Now, things to keep in mind are 1) tweak this script to your needs. Don't shoot me an email complaining you blocked yourself out. This should be tested and modified to your individual system. 2) Account Architecture - seriously, you don't need to use 100 with a password of 100 unless you want to be infiltrated within seconds. 3) YMMV - your system differs from mine. This has proven to be more than an effective and cost efficient method of implementing anti-toll-fraud. The notion of having an employee upset for an hour versus forking out thousand of dollars in unauthorized calls is a no brainer.

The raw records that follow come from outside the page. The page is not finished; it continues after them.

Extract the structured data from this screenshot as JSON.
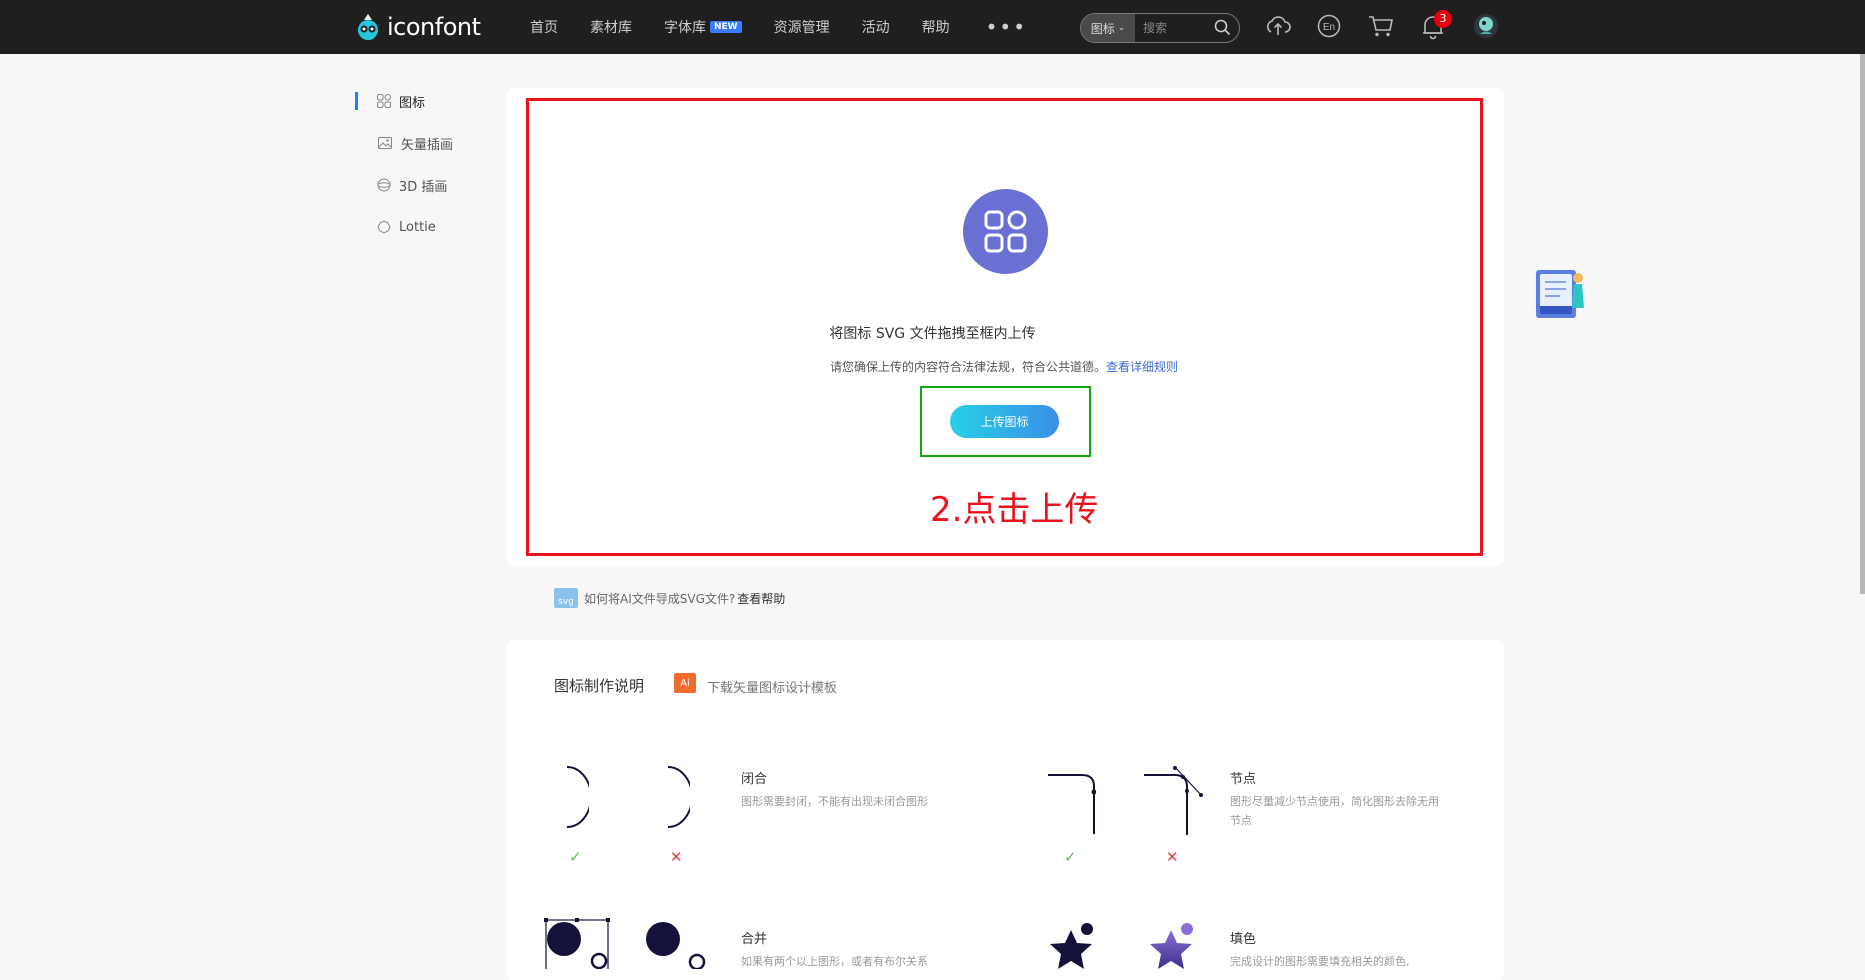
{
  "header": {
    "logo_text": "iconfont",
    "nav": [
      {
        "label": "首页"
      },
      {
        "label": "素材库"
      },
      {
        "label": "字体库",
        "badge": "NEW"
      },
      {
        "label": "资源管理"
      },
      {
        "label": "活动"
      },
      {
        "label": "帮助"
      }
    ],
    "more_label": "•••",
    "search": {
      "type_label": "图标",
      "placeholder": "搜索"
    },
    "notification_count": "3",
    "icons": [
      "upload-cloud-icon",
      "language-en-icon",
      "cart-icon",
      "bell-icon",
      "avatar"
    ]
  },
  "sidebar": {
    "items": [
      {
        "label": "图标",
        "icon": "grid-icon",
        "active": true
      },
      {
        "label": "矢量插画",
        "icon": "image-icon"
      },
      {
        "label": "3D 插画",
        "icon": "sphere-icon"
      },
      {
        "label": "Lottie",
        "icon": "lottie-icon"
      }
    ]
  },
  "upload": {
    "title": "将图标 SVG 文件拖拽至框内上传",
    "note": "请您确保上传的内容符合法律法规，符合公共道德。",
    "note_link": "查看详细规则",
    "button_label": "上传图标",
    "annotation": "2.点击上传"
  },
  "help": {
    "badge": "svg",
    "text": "如何将AI文件导成SVG文件?",
    "link": "查看帮助"
  },
  "guide": {
    "title": "图标制作说明",
    "ai_badge": "Ai",
    "template_link": "下载矢量图标设计模板",
    "rules": [
      {
        "title": "闭合",
        "desc": "图形需要封闭，不能有出现未闭合图形"
      },
      {
        "title": "节点",
        "desc": "图形尽量减少节点使用，简化图形去除无用节点"
      },
      {
        "title": "合并",
        "desc": "如果有两个以上图形，或者有布尔关系"
      },
      {
        "title": "填色",
        "desc": "完成设计的图形需要填充相关的颜色,"
      }
    ],
    "ok_mark": "✓",
    "bad_mark": "✕"
  },
  "colors": {
    "topbar": "#1f1f1f",
    "accent_circle": "#6a6fd4",
    "annotation_red": "#e8131d",
    "annotation_green": "#14a614"
  }
}
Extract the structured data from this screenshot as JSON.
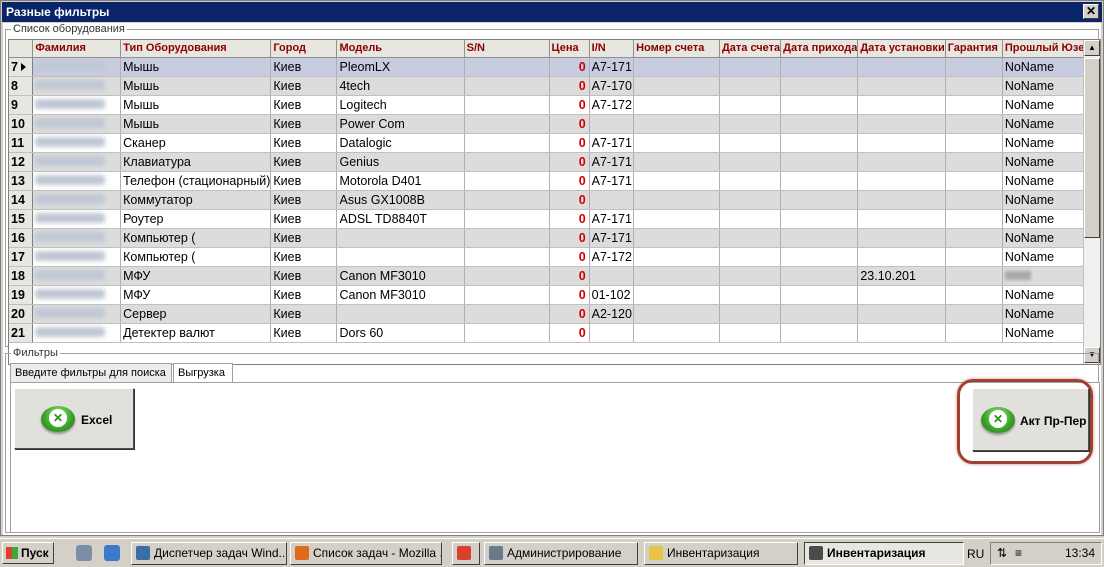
{
  "window": {
    "title": "Разные фильтры",
    "close_glyph": "✕"
  },
  "equipment_group": {
    "label": "Список оборудования"
  },
  "grid": {
    "columns": [
      "",
      "Фамилия",
      "Тип Оборудования",
      "Город",
      "Модель",
      "S/N",
      "Цена",
      "I/N",
      "Номер счета",
      "Дата счета",
      "Дата прихода",
      "Дата установки",
      "Гарантия",
      "Прошлый Юзер"
    ],
    "rows": [
      {
        "n": "7",
        "type": "Мышь",
        "city": "Киев",
        "model": "PleomLX",
        "price": "0",
        "inv": "A7-171",
        "date_inst": "",
        "prev_user": "NoName",
        "selected": true
      },
      {
        "n": "8",
        "type": "Мышь",
        "city": "Киев",
        "model": "4tech",
        "price": "0",
        "inv": "A7-170",
        "date_inst": "",
        "prev_user": "NoName"
      },
      {
        "n": "9",
        "type": "Мышь",
        "city": "Киев",
        "model": "Logitech",
        "price": "0",
        "inv": "A7-172",
        "date_inst": "",
        "prev_user": "NoName"
      },
      {
        "n": "10",
        "type": "Мышь",
        "city": "Киев",
        "model": "Power Com",
        "price": "0",
        "inv": "",
        "date_inst": "",
        "prev_user": "NoName"
      },
      {
        "n": "11",
        "type": "Сканер",
        "city": "Киев",
        "model": "Datalogic",
        "price": "0",
        "inv": "A7-171",
        "date_inst": "",
        "prev_user": "NoName"
      },
      {
        "n": "12",
        "type": "Клавиатура",
        "city": "Киев",
        "model": "Genius",
        "price": "0",
        "inv": "A7-171",
        "date_inst": "",
        "prev_user": "NoName"
      },
      {
        "n": "13",
        "type": "Телефон (стационарный)",
        "city": "Киев",
        "model": "Motorola D401",
        "price": "0",
        "inv": "A7-171",
        "date_inst": "",
        "prev_user": "NoName"
      },
      {
        "n": "14",
        "type": "Коммутатор",
        "city": "Киев",
        "model": "Asus GX1008B",
        "price": "0",
        "inv": "",
        "date_inst": "",
        "prev_user": "NoName"
      },
      {
        "n": "15",
        "type": "Роутер",
        "city": "Киев",
        "model": "ADSL TD8840T",
        "price": "0",
        "inv": "A7-171",
        "date_inst": "",
        "prev_user": "NoName"
      },
      {
        "n": "16",
        "type": "Компьютер (",
        "city": "Киев",
        "model": "",
        "price": "0",
        "inv": "A7-171",
        "date_inst": "",
        "prev_user": "NoName"
      },
      {
        "n": "17",
        "type": "Компьютер (",
        "city": "Киев",
        "model": "",
        "price": "0",
        "inv": "A7-172",
        "date_inst": "",
        "prev_user": "NoName"
      },
      {
        "n": "18",
        "type": "МФУ",
        "city": "Киев",
        "model": "Canon MF3010",
        "price": "0",
        "inv": "",
        "date_inst": "23.10.201",
        "prev_user": "",
        "prev_user_blurred": true
      },
      {
        "n": "19",
        "type": "МФУ",
        "city": "Киев",
        "model": "Canon MF3010",
        "price": "0",
        "inv": "01-102",
        "date_inst": "",
        "prev_user": "NoName"
      },
      {
        "n": "20",
        "type": "Сервер",
        "city": "Киев",
        "model": "",
        "price": "0",
        "inv": "A2-120",
        "date_inst": "",
        "prev_user": "NoName"
      },
      {
        "n": "21",
        "type": "Детектер валют",
        "city": "Киев",
        "model": "Dors 60",
        "price": "0",
        "inv": "",
        "date_inst": "",
        "prev_user": "NoName"
      }
    ]
  },
  "filters_group": {
    "label": "Фильтры"
  },
  "tabs": [
    "Введите фильтры для поиска",
    "Выгрузка"
  ],
  "buttons": {
    "excel": "Excel",
    "act": "Акт Пр-Пер",
    "icon_glyph": "✕"
  },
  "taskbar": {
    "start": "Пуск",
    "items": [
      {
        "label": "Диспетчер задач Wind...",
        "icon_color": "#3a6ea5"
      },
      {
        "label": "Список задач - Mozilla ...",
        "icon_color": "#e06a1c"
      },
      {
        "label": "",
        "icon_color": "#d9412a"
      },
      {
        "label": "Администрирование",
        "icon_color": "#6a7a8a"
      },
      {
        "label": "Инвентаризация",
        "icon_color": "#e8c34a"
      },
      {
        "label": "Инвентаризация",
        "icon_color": "#4a4a4a",
        "active": true
      }
    ],
    "lang": "RU",
    "clock": "13:34"
  }
}
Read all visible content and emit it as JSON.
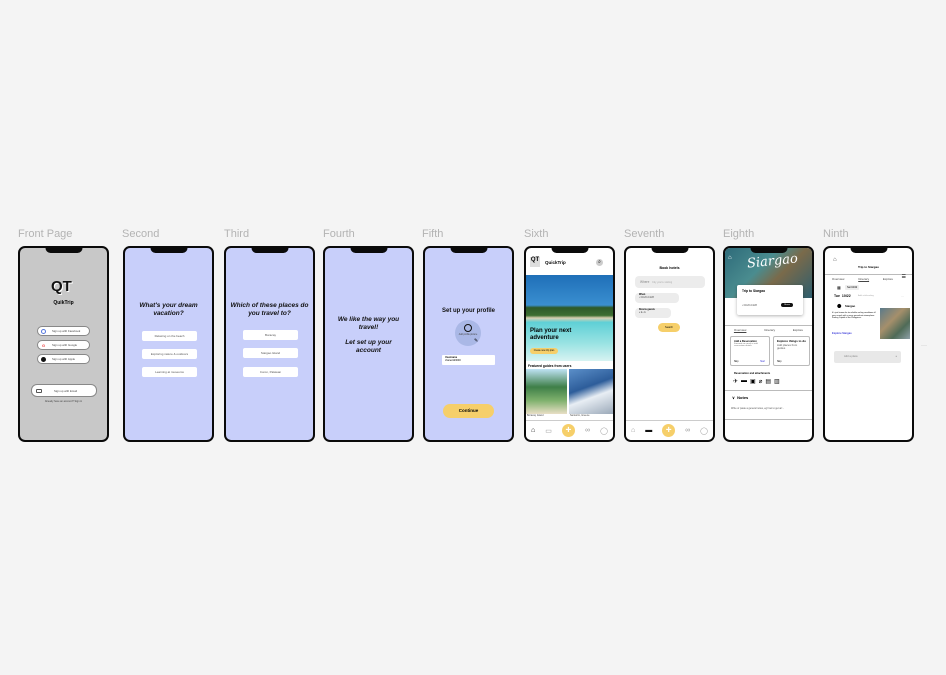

Re-capping, the conceptual framework is there, I have something almost similar running in a production environment. Since mileage does vary, my version is modified to perform other tasks as well including sending information to OSSIM, performing a twice per day check on registered numbers not to mention to find anomalies in my CDR's, for example, if I see an extension making say 30 calls in a minute, no brainer, I can't think of anyone who'd be able to dial a number consistently in 2 seconds for a minute straight, let alone four minutes.

user --> register --> bad password? (hey poop happens) --> blocked (for an hour)

During this time, the user can attempt to fix their password, double check their entry, contact their support/admin staff.

invalid user --> register --> bogus info --> blocked (period)

No reason to even bother allowing this connection in really but in case is was a PEBKAC issue, these too will be flushed from the firewall in an hour - after the hour is up, if they continue to be make bad attempts (register bogus accounts), they will continue to be blocked after the initial instance. In the meantime, any blocking is mailed to the admins to make sense of at the end of the day which means an admin has ample amount of time to stop a potentially big issue.